In the UK, sales (excluding petrol) rose 8 per cent and like-for-likes were up 4.7 per cent. Price inflation was 1.8 per cent, driven by higher market prices for commodities and seasonal fresh foods. However, the retailer said sales of non-food items, which were helped by the launch of Tesco Direct, had eased off in more subdued markets.
Tesco chief executive Sir Terry Leahy said: 'We've made a good start to the year across the group. International is delivering particularly strong growth; pushing on well with both new store development and the integration of the stores we acquired last year - and our plans to open in the US later this year are well on track. The UK has made solid progress in the first quarter, with good growth in our core food categories and further investment in improving our offer for customers, including last week's announcement of£270 million of price cuts.'
International sales soared 24.6 per cent at constant exchange rates. This included a particularly strong performance in Asia, where sales rocketed 32 per cent. The retailer said it has benefited for the first time from the consolidation of its operations in China. Tesco said: 'We are on track to deliver a substantial programme of new store openings this year, which will provide more than 7 million sq ft of new selling space in international. At the same time, the conversion of the acquired Leader Price stores in Poland and the Makro business in Malaysia is going well.'

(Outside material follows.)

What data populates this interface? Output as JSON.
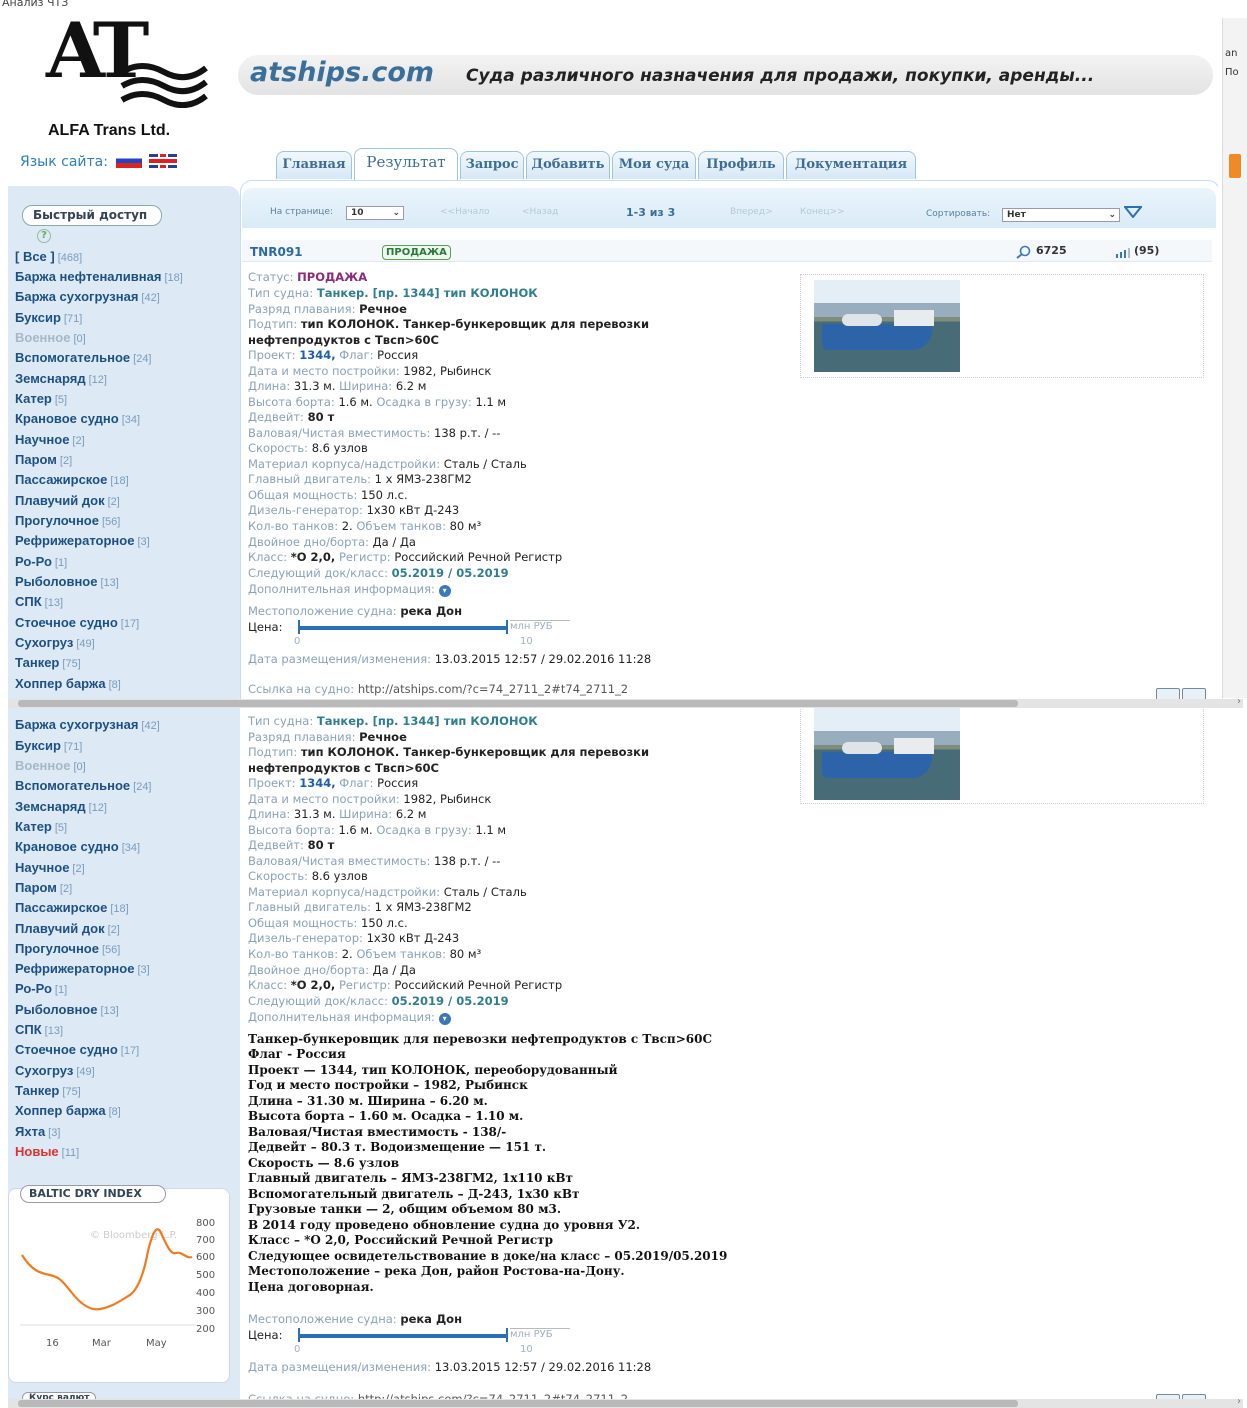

The retailer also said its share buy-back programme has continued to return value to shareholders. A further£204 million worth of shares have been repurchased since February, bringing the total value to£586 million.

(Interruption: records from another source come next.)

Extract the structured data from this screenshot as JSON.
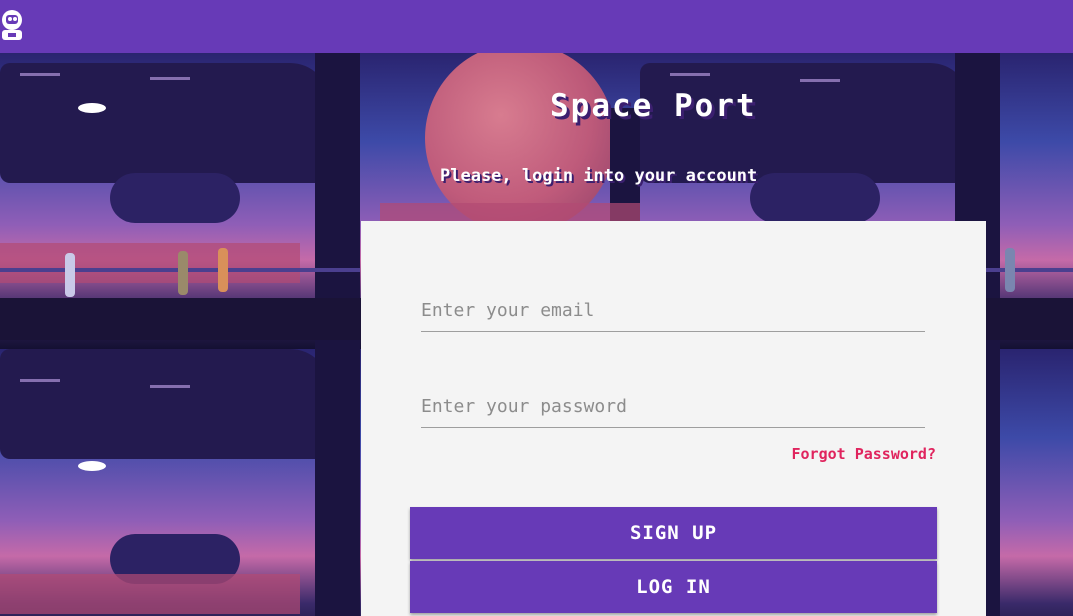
{
  "app": {
    "logo_icon": "robot-icon",
    "title": "Space Port",
    "subtitle": "Please, login into your account"
  },
  "colors": {
    "brand": "#673ab7",
    "accent": "#e0245e",
    "panel": "#f4f4f4"
  },
  "form": {
    "email_placeholder": "Enter your email",
    "password_placeholder": "Enter your password",
    "forgot_label": "Forgot Password?",
    "signup_label": "SIGN UP",
    "login_label": "LOG IN"
  }
}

Seymour Pierce analyst Andrew Wade said: 'This was a solid, if more cautious, trading update, with international continuing its strong growth, but the UK, as expected, slipping back slightly. We are not changing our PBT forecasts at this stage, despite the initiation of the new price war with Asda leaving the outlook more challenging; particularly given the contribution inflation has made to like-for-likes across the industry over the last year.'